Her music can be found on Spotify, Apple Music, and bandcamp.

Maria Takeuchi/ÉMU – Brooklyn, USA


Maria Takeuchi is a true artist in every sense of the word. This Kansai raised, Brooklyn based audio-visual artist creates sounds and visuals that stimulate many human senses. Much of her music is released under the moniker ÉMU, so be sure to search her using that name, or else the search results will be dominated by the popular 70s/80s singer Mariya Takeuchi, causing lots of confusion among western listeners.
While her music career is based in the US, her Japanese roots still make up the base of her music; a kind of digital wabi sabi if you will. Her career up to this point includes three impressive ambient albums, one of them released earlier this year, and two remarkable visual audio collaborations, As.phyx.i.a in 2015 and Karma Train in 2012.
Her live shows are said to be quite remarkable as she incorporates visual mapping and unique visuals to support her music. You can also get a taste of her digital art on her Instagram page.

Her music can be found on Spotify, Apple Music, and bandcamp.

Maria Takeuchi/ÉMU homepage

Kumisolo – Paris, FRANCE
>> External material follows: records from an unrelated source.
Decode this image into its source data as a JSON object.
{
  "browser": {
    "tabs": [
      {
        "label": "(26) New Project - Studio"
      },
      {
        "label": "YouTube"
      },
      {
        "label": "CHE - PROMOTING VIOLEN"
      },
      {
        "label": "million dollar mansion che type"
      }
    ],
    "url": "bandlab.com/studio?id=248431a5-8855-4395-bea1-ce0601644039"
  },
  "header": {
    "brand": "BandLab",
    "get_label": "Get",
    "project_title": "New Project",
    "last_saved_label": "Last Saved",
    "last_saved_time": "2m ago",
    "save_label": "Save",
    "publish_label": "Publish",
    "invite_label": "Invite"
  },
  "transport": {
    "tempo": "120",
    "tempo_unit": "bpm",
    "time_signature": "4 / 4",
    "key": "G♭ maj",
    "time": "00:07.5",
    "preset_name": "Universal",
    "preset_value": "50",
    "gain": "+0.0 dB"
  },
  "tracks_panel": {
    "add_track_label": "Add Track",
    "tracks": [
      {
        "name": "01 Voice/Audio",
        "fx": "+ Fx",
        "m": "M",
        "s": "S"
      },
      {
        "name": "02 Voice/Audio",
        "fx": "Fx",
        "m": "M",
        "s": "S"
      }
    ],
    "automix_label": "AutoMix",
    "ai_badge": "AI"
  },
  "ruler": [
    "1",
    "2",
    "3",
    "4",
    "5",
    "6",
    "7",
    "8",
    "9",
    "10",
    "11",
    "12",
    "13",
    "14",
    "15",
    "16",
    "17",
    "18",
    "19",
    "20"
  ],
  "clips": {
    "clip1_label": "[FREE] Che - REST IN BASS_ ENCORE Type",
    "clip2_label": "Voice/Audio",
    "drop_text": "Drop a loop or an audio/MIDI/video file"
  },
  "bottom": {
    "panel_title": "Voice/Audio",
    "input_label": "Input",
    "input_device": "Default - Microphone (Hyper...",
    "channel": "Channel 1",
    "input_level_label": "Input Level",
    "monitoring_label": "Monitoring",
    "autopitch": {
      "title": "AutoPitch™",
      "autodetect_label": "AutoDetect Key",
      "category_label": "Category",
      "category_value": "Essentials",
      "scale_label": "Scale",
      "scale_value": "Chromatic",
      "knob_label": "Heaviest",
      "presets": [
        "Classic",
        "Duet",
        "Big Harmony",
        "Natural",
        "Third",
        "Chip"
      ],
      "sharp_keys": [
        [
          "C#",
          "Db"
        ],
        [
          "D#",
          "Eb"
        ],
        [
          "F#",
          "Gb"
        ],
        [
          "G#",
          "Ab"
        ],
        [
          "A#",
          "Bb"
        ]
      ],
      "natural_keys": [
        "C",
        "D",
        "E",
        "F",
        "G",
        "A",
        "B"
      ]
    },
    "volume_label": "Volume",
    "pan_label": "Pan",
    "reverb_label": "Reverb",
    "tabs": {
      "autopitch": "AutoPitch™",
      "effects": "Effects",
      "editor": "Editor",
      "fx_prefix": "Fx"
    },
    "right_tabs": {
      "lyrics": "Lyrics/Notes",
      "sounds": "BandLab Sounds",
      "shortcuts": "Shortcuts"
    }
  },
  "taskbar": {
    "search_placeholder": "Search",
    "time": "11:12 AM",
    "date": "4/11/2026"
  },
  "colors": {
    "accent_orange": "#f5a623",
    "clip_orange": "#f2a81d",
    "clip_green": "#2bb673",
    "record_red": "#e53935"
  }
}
Stylish, sophisticated, quirky, and cute. Kumisolo indeed checks off every expectation one would have with a Japanese-French art pop artist. On the other hand, do we really need more than that? Born in Chiba, Japan, Kumisolo became heavily influenced by French New Wave films as a teenager, and then later moving to France to pursue her dreams. Before becoming the solo artist known as Kumisolo she was a member of multiple French groups such as The Konki Duet, and Crazy Curl.

Often her music is reminiscent of old French film scores, but with modern indie pop sensibilities. Despite the majority of her songs being performed in French, Kumisolo’s music has no shortage of references to her Asian heritage (Kung-fu Boy, La femme japonaise). She even occasionally sings in her native language (see Kabuki Femme Fatale, Tadaima).

Her song Ping Pong Machine is featured in the new Showtime drama, Kidding (episode 5), starring Jim Carrey.

Her music can be found on Spotify, Apple Music, and bandcamp.

Kumisolo homepage